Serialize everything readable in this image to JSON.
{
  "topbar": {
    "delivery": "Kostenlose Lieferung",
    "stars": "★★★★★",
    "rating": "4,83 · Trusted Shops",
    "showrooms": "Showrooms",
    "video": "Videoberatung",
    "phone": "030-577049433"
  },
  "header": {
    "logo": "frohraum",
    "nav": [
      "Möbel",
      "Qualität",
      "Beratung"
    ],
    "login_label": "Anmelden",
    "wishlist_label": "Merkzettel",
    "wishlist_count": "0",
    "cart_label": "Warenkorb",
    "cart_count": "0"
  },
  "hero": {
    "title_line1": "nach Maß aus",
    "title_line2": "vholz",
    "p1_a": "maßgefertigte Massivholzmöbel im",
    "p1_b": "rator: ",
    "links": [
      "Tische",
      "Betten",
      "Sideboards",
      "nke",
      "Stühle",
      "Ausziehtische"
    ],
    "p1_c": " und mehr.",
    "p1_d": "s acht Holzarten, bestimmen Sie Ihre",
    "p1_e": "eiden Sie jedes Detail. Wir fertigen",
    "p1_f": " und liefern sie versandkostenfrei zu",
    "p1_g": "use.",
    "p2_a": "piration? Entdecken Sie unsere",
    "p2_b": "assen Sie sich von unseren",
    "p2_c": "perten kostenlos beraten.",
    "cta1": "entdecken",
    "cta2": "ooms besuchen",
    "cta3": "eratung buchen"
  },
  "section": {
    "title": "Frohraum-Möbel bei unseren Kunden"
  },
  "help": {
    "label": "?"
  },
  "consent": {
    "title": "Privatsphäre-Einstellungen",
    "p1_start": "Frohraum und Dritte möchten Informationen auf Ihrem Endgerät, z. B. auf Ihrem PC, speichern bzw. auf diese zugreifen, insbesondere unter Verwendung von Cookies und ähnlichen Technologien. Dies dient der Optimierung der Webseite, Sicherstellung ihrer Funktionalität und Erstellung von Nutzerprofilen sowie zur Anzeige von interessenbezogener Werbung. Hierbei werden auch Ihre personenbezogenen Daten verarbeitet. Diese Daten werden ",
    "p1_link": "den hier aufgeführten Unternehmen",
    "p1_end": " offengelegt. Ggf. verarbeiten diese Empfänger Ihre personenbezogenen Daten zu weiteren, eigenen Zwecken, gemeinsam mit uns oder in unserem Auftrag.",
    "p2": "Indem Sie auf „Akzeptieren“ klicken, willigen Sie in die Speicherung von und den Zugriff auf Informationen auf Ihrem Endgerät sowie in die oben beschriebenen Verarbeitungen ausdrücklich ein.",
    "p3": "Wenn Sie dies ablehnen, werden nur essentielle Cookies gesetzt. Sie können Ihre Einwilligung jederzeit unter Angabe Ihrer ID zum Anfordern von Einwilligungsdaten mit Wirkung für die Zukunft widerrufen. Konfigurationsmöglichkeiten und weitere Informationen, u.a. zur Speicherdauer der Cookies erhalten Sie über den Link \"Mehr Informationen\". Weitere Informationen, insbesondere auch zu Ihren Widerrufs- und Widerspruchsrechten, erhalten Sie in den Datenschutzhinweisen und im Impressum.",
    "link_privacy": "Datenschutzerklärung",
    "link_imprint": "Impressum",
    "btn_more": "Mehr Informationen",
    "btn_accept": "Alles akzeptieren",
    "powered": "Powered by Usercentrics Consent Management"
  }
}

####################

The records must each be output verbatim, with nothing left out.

■ **Written solution**
Serialize everything readable in this image to JSON.
{
  "topbar": {
    "delivery": "Kostenlose Lieferung",
    "stars": "★★★★★",
    "rating": "4,83 · Trusted Shops",
    "showrooms": "Showrooms",
    "video": "Videoberatung",
    "phone": "030-577049433"
  },
  "header": {
    "logo": "frohraum",
    "nav": [
      "Möbel",
      "Qualität",
      "Beratung"
    ],
    "login_label": "Anmelden",
    "wishlist_label": "Merkzettel",
    "wishlist_count": "0",
    "cart_label": "Warenkorb",
    "cart_count": "0"
  },
  "hero": {
    "title_line1": "nach Maß aus",
    "title_line2": "vholz",
    "p1_a": "maßgefertigte Massivholzmöbel im",
    "p1_b": "rator: ",
    "links": [
      "Tische",
      "Betten",
      "Sideboards",
      "nke",
      "Stühle",
      "Ausziehtische"
    ],
    "p1_c": " und mehr.",
    "p1_d": "s acht Holzarten, bestimmen Sie Ihre",
    "p1_e": "eiden Sie jedes Detail. Wir fertigen",
    "p1_f": " und liefern sie versandkostenfrei zu",
    "p1_g": "use.",
    "p2_a": "piration? Entdecken Sie unsere",
    "p2_b": "assen Sie sich von unseren",
    "p2_c": "perten kostenlos beraten.",
    "cta1": "entdecken",
    "cta2": "ooms besuchen",
    "cta3": "eratung buchen"
  },
  "section": {
    "title": "Frohraum-Möbel bei unseren Kunden"
  },
  "help": {
    "label": "?"
  },
  "consent": {
    "title": "Privatsphäre-Einstellungen",
    "p1_start": "Frohraum und Dritte möchten Informationen auf Ihrem Endgerät, z. B. auf Ihrem PC, speichern bzw. auf diese zugreifen, insbesondere unter Verwendung von Cookies und ähnlichen Technologien. Dies dient der Optimierung der Webseite, Sicherstellung ihrer Funktionalität und Erstellung von Nutzerprofilen sowie zur Anzeige von interessenbezogener Werbung. Hierbei werden auch Ihre personenbezogenen Daten verarbeitet. Diese Daten werden ",
    "p1_link": "den hier aufgeführten Unternehmen",
    "p1_end": " offengelegt. Ggf. verarbeiten diese Empfänger Ihre personenbezogenen Daten zu weiteren, eigenen Zwecken, gemeinsam mit uns oder in unserem Auftrag.",
    "p2": "Indem Sie auf „Akzeptieren“ klicken, willigen Sie in die Speicherung von und den Zugriff auf Informationen auf Ihrem Endgerät sowie in die oben beschriebenen Verarbeitungen ausdrücklich ein.",
    "p3": "Wenn Sie dies ablehnen, werden nur essentielle Cookies gesetzt. Sie können Ihre Einwilligung jederzeit unter Angabe Ihrer ID zum Anfordern von Einwilligungsdaten mit Wirkung für die Zukunft widerrufen. Konfigurationsmöglichkeiten und weitere Informationen, u.a. zur Speicherdauer der Cookies erhalten Sie über den Link \"Mehr Informationen\". Weitere Informationen, insbesondere auch zu Ihren Widerrufs- und Widerspruchsrechten, erhalten Sie in den Datenschutzhinweisen und im Impressum.",
    "link_privacy": "Datenschutzerklärung",
    "link_imprint": "Impressum",
    "btn_more": "Mehr Informationen",
    "btn_accept": "Alles akzeptieren",
    "powered": "Powered by Usercentrics Consent Management"
  }
}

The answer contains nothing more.